[[ EXTRACTED INFORMATION open ]]
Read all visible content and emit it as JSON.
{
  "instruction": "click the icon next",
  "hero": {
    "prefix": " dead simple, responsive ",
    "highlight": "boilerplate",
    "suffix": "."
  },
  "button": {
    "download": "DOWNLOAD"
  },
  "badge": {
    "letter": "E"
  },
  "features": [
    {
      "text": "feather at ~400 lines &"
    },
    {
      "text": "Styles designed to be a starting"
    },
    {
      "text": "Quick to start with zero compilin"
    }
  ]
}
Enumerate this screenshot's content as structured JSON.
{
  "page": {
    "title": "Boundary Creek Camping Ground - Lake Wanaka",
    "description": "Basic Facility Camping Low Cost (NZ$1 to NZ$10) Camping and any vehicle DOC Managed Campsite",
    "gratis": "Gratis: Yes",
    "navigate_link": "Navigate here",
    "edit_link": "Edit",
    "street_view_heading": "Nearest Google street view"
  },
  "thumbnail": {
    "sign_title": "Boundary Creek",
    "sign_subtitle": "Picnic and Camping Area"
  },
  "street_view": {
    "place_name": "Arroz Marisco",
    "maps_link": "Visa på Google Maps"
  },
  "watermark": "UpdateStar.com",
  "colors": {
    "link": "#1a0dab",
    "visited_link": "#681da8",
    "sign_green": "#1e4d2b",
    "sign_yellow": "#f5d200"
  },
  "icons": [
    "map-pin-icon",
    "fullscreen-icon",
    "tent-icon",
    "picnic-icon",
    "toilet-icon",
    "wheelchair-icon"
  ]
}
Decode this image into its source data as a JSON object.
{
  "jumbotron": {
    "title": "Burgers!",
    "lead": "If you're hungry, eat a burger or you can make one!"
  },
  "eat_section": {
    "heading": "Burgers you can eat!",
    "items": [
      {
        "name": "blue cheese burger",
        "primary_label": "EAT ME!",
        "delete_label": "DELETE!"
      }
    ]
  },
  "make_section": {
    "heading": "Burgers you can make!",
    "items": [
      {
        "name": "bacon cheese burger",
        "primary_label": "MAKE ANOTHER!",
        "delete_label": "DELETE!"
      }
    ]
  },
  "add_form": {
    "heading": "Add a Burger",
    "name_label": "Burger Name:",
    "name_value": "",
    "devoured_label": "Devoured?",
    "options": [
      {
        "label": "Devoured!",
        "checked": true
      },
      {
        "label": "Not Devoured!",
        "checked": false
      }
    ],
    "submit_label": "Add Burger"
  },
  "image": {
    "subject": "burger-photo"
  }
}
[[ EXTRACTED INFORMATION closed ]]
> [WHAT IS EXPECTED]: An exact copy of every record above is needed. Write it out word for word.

> [RESPONSE TO THIS TASK]:
Read all visible content and emit it as JSON.
{
  "instruction": "click the icon next",
  "hero": {
    "prefix": " dead simple, responsive ",
    "highlight": "boilerplate",
    "suffix": "."
  },
  "button": {
    "download": "DOWNLOAD"
  },
  "badge": {
    "letter": "E"
  },
  "features": [
    {
      "text": "feather at ~400 lines &"
    },
    {
      "text": "Styles designed to be a starting"
    },
    {
      "text": "Quick to start with zero compilin"
    }
  ]
}
Enumerate this screenshot's content as structured JSON.
{
  "page": {
    "title": "Boundary Creek Camping Ground - Lake Wanaka",
    "description": "Basic Facility Camping Low Cost (NZ$1 to NZ$10) Camping and any vehicle DOC Managed Campsite",
    "gratis": "Gratis: Yes",
    "navigate_link": "Navigate here",
    "edit_link": "Edit",
    "street_view_heading": "Nearest Google street view"
  },
  "thumbnail": {
    "sign_title": "Boundary Creek",
    "sign_subtitle": "Picnic and Camping Area"
  },
  "street_view": {
    "place_name": "Arroz Marisco",
    "maps_link": "Visa på Google Maps"
  },
  "watermark": "UpdateStar.com",
  "colors": {
    "link": "#1a0dab",
    "visited_link": "#681da8",
    "sign_green": "#1e4d2b",
    "sign_yellow": "#f5d200"
  },
  "icons": [
    "map-pin-icon",
    "fullscreen-icon",
    "tent-icon",
    "picnic-icon",
    "toilet-icon",
    "wheelchair-icon"
  ]
}
Decode this image into its source data as a JSON object.
{
  "jumbotron": {
    "title": "Burgers!",
    "lead": "If you're hungry, eat a burger or you can make one!"
  },
  "eat_section": {
    "heading": "Burgers you can eat!",
    "items": [
      {
        "name": "blue cheese burger",
        "primary_label": "EAT ME!",
        "delete_label": "DELETE!"
      }
    ]
  },
  "make_section": {
    "heading": "Burgers you can make!",
    "items": [
      {
        "name": "bacon cheese burger",
        "primary_label": "MAKE ANOTHER!",
        "delete_label": "DELETE!"
      }
    ]
  },
  "add_form": {
    "heading": "Add a Burger",
    "name_label": "Burger Name:",
    "name_value": "",
    "devoured_label": "Devoured?",
    "options": [
      {
        "label": "Devoured!",
        "checked": true
      },
      {
        "label": "Not Devoured!",
        "checked": false
      }
    ],
    "submit_label": "Add Burger"
  },
  "image": {
    "subject": "burger-photo"
  }
}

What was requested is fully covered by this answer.